/---
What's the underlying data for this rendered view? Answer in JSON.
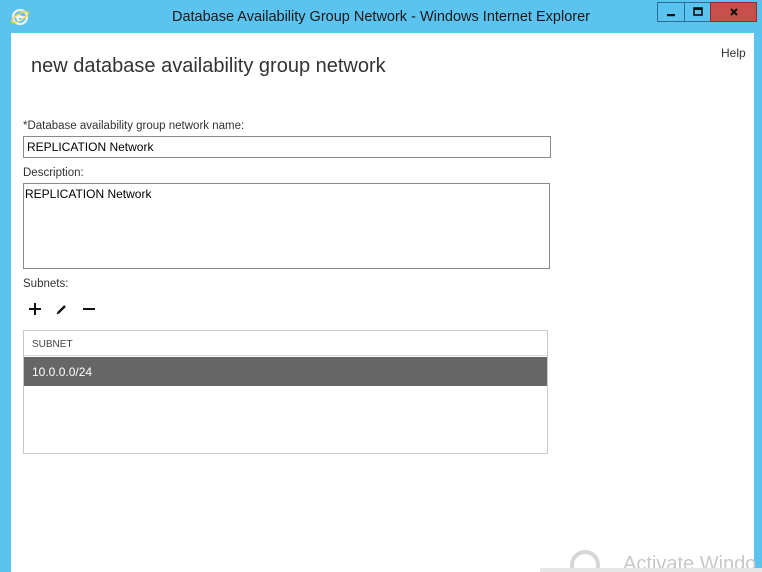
{
  "window": {
    "title": "Database Availability Group Network - Windows Internet Explorer",
    "buttons": {
      "minimize_icon": "minimize-icon",
      "maximize_icon": "maximize-icon",
      "close_icon": "close-icon"
    },
    "accent_color": "#5bc3ef",
    "close_color": "#c7504a"
  },
  "header": {
    "help_label": "Help",
    "title": "new database availability group network"
  },
  "form": {
    "name_label": "*Database availability group network name:",
    "name_value": "REPLICATION Network",
    "description_label": "Description:",
    "description_value": "REPLICATION Network",
    "subnets_label": "Subnets:"
  },
  "toolbar": {
    "add_icon": "plus-icon",
    "edit_icon": "pencil-icon",
    "remove_icon": "minus-icon"
  },
  "subnets_table": {
    "columns": [
      "SUBNET"
    ],
    "rows": [
      {
        "subnet": "10.0.0.0/24",
        "selected": true
      }
    ],
    "selected_row_color": "#666666"
  },
  "watermark": {
    "text": "Activate Windo"
  }
}
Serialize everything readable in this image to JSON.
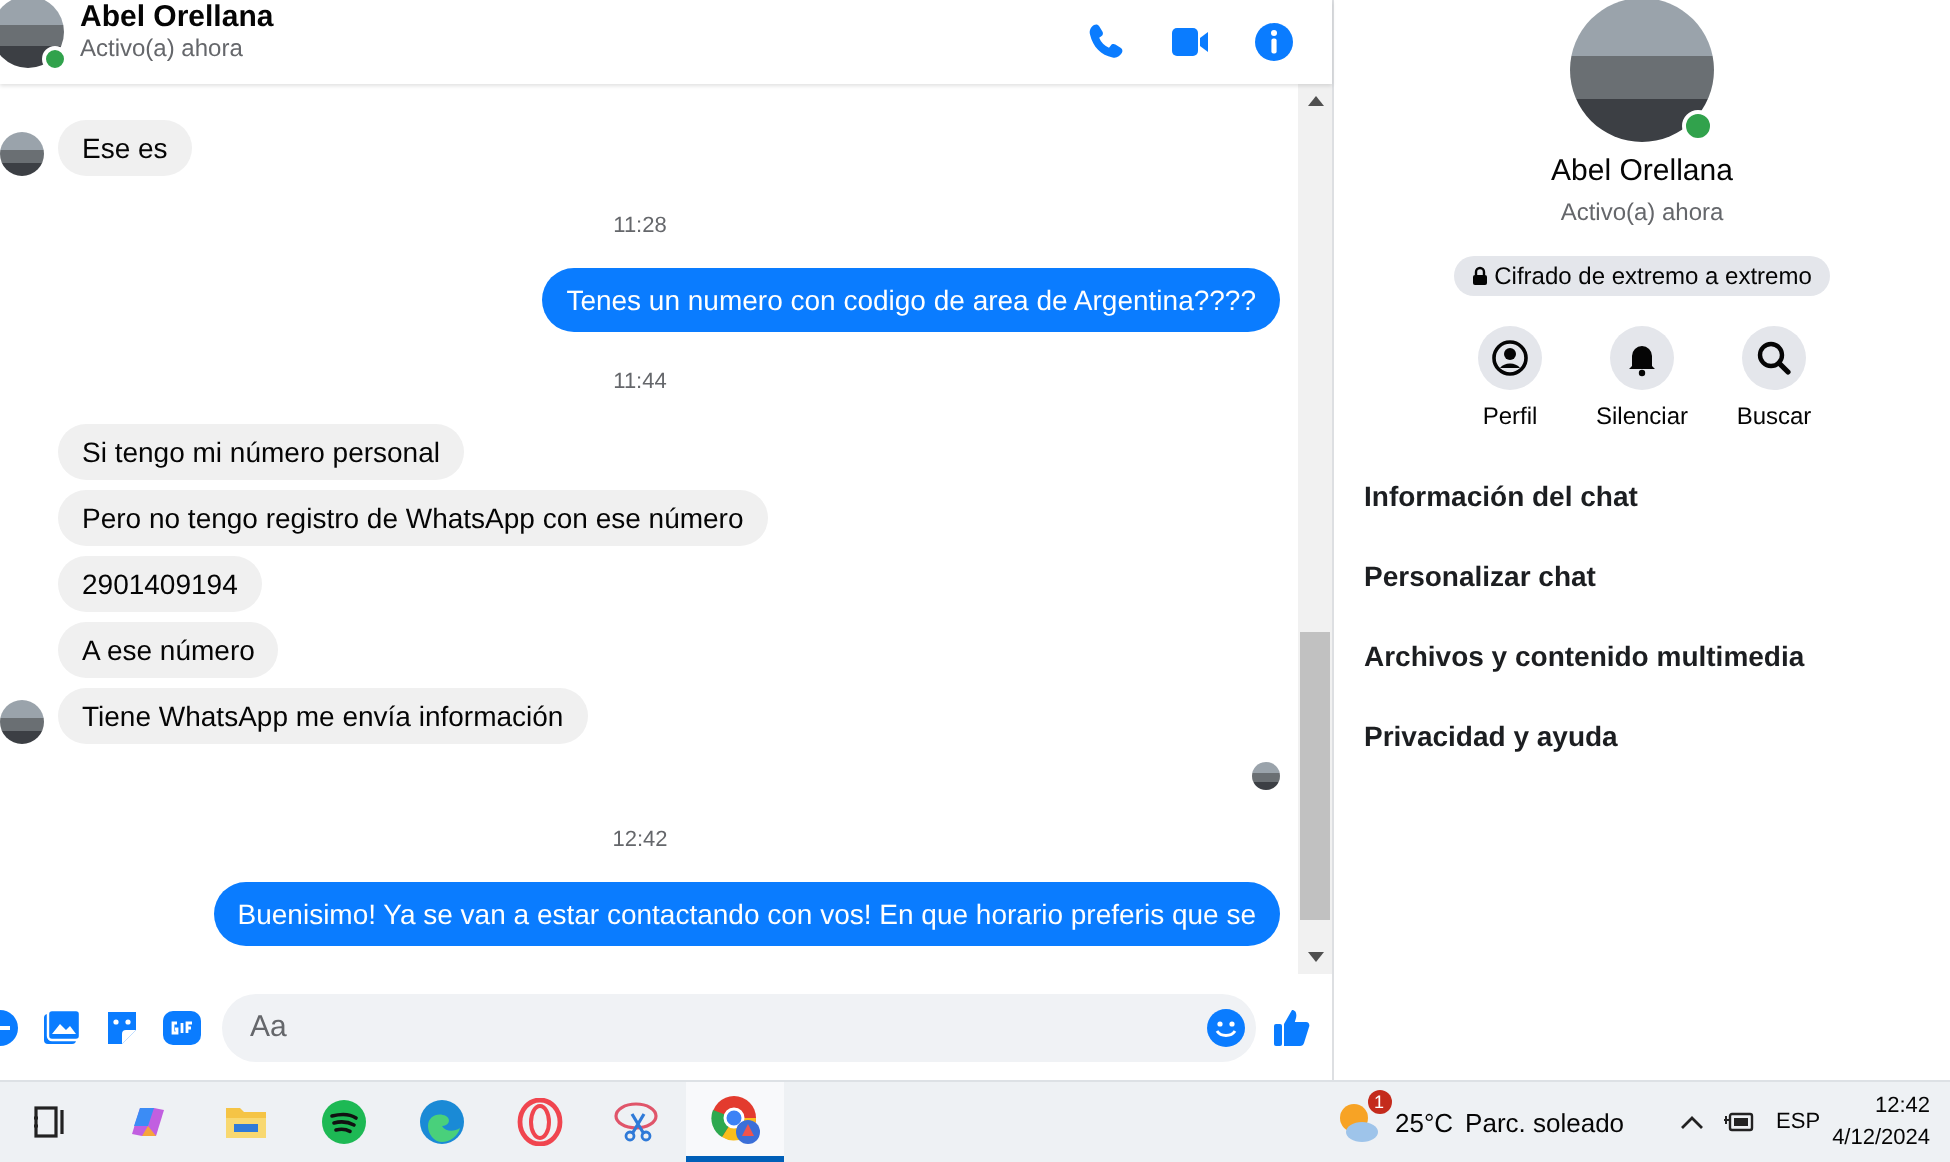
{
  "header": {
    "name": "Abel Orellana",
    "status": "Activo(a) ahora",
    "online": true
  },
  "messages": [
    {
      "kind": "incoming",
      "text": "Ese es",
      "avatar": true
    },
    {
      "kind": "timestamp",
      "text": "11:28"
    },
    {
      "kind": "outgoing",
      "text": "Tenes un numero con codigo de area de Argentina????"
    },
    {
      "kind": "timestamp",
      "text": "11:44"
    },
    {
      "kind": "incoming",
      "text": "Si tengo mi número personal",
      "avatar": false
    },
    {
      "kind": "incoming",
      "text": "Pero no tengo registro de WhatsApp con ese número",
      "avatar": false
    },
    {
      "kind": "incoming",
      "text": "2901409194",
      "avatar": false
    },
    {
      "kind": "incoming",
      "text": "A ese número",
      "avatar": false
    },
    {
      "kind": "incoming",
      "text": "Tiene WhatsApp me envía información",
      "avatar": true
    },
    {
      "kind": "seen"
    },
    {
      "kind": "timestamp",
      "text": "12:42"
    },
    {
      "kind": "outgoing",
      "text": "Buenisimo! Ya se van a estar contactando con vos! En que horario preferis que se"
    }
  ],
  "composer": {
    "placeholder": "Aa"
  },
  "profile": {
    "name": "Abel Orellana",
    "status": "Activo(a) ahora",
    "online": true,
    "encryption": "Cifrado de extremo a extremo",
    "actions": [
      {
        "kind": "profile",
        "label": "Perfil"
      },
      {
        "kind": "mute",
        "label": "Silenciar"
      },
      {
        "kind": "search",
        "label": "Buscar"
      }
    ],
    "menu": [
      "Información del chat",
      "Personalizar chat",
      "Archivos y contenido multimedia",
      "Privacidad y ayuda"
    ]
  },
  "taskbar": {
    "apps": [
      {
        "kind": "taskview",
        "selected": false
      },
      {
        "kind": "copilot",
        "selected": false
      },
      {
        "kind": "files",
        "selected": false
      },
      {
        "kind": "music",
        "selected": false
      },
      {
        "kind": "edge",
        "selected": false
      },
      {
        "kind": "opera",
        "selected": false
      },
      {
        "kind": "snip",
        "selected": false
      },
      {
        "kind": "chrome",
        "selected": true
      }
    ],
    "weather": {
      "badge": "1",
      "temp": "25°C",
      "text": "Parc. soleado"
    },
    "language": "ESP",
    "time": "12:42",
    "date": "4/12/2024"
  }
}
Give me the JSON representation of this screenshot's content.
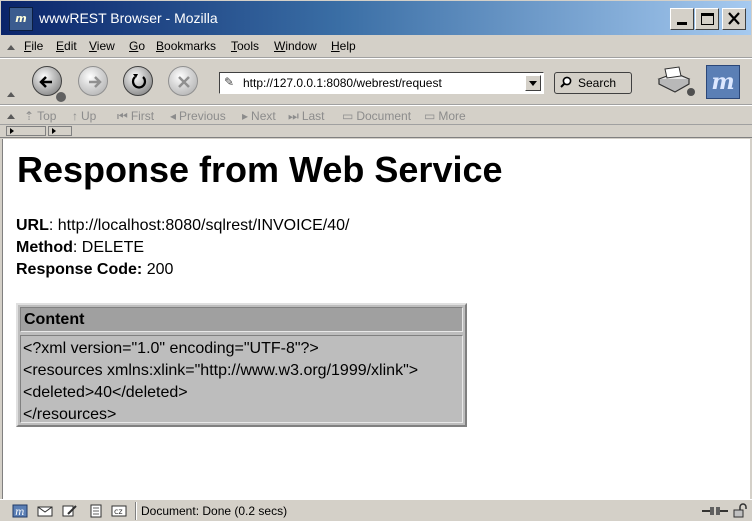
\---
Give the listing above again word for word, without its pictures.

Solution
What's the underlying data for this rendered view? Answer in JSON.
{
  "window": {
    "title": "Database Availability Group Network - Windows Internet Explorer",
    "buttons": {
      "minimize_icon": "minimize-icon",
      "maximize_icon": "maximize-icon",
      "close_icon": "close-icon"
    },
    "accent_color": "#5bc3ef",
    "close_color": "#c7504a"
  },
  "header": {
    "help_label": "Help",
    "title": "new database availability group network"
  },
  "form": {
    "name_label": "*Database availability group network name:",
    "name_value": "REPLICATION Network",
    "description_label": "Description:",
    "description_value": "REPLICATION Network",
    "subnets_label": "Subnets:"
  },
  "toolbar": {
    "add_icon": "plus-icon",
    "edit_icon": "pencil-icon",
    "remove_icon": "minus-icon"
  },
  "subnets_table": {
    "columns": [
      "SUBNET"
    ],
    "rows": [
      {
        "subnet": "10.0.0.0/24",
        "selected": true
      }
    ],
    "selected_row_color": "#666666"
  },
  "watermark": {
    "text": "Activate Windo"
  }
}
Serialize everything readable in this image to JSON.
{
  "header": {
    "name": "Abel Orellana",
    "status": "Activo(a) ahora",
    "online": true
  },
  "messages": [
    {
      "kind": "incoming",
      "text": "Ese es",
      "avatar": true
    },
    {
      "kind": "timestamp",
      "text": "11:28"
    },
    {
      "kind": "outgoing",
      "text": "Tenes un numero con codigo de area de Argentina????"
    },
    {
      "kind": "timestamp",
      "text": "11:44"
    },
    {
      "kind": "incoming",
      "text": "Si tengo mi número personal",
      "avatar": false
    },
    {
      "kind": "incoming",
      "text": "Pero no tengo registro de WhatsApp con ese número",
      "avatar": false
    },
    {
      "kind": "incoming",
      "text": "2901409194",
      "avatar": false
    },
    {
      "kind": "incoming",
      "text": "A ese número",
      "avatar": false
    },
    {
      "kind": "incoming",
      "text": "Tiene WhatsApp me envía información",
      "avatar": true
    },
    {
      "kind": "seen"
    },
    {
      "kind": "timestamp",
      "text": "12:42"
    },
    {
      "kind": "outgoing",
      "text": "Buenisimo! Ya se van a estar contactando con vos! En que horario preferis que se"
    }
  ],
  "composer": {
    "placeholder": "Aa"
  },
  "profile": {
    "name": "Abel Orellana",
    "status": "Activo(a) ahora",
    "online": true,
    "encryption": "Cifrado de extremo a extremo",
    "actions": [
      {
        "kind": "profile",
        "label": "Perfil"
      },
      {
        "kind": "mute",
        "label": "Silenciar"
      },
      {
        "kind": "search",
        "label": "Buscar"
      }
    ],
    "menu": [
      "Información del chat",
      "Personalizar chat",
      "Archivos y contenido multimedia",
      "Privacidad y ayuda"
    ]
  },
  "taskbar": {
    "apps": [
      {
        "kind": "taskview",
        "selected": false
      },
      {
        "kind": "copilot",
        "selected": false
      },
      {
        "kind": "files",
        "selected": false
      },
      {
        "kind": "music",
        "selected": false
      },
      {
        "kind": "edge",
        "selected": false
      },
      {
        "kind": "opera",
        "selected": false
      },
      {
        "kind": "snip",
        "selected": false
      },
      {
        "kind": "chrome",
        "selected": true
      }
    ],
    "weather": {
      "badge": "1",
      "temp": "25°C",
      "text": "Parc. soleado"
    },
    "language": "ESP",
    "time": "12:42",
    "date": "4/12/2024"
  }
}
Give me the JSON representation of this screenshot's content.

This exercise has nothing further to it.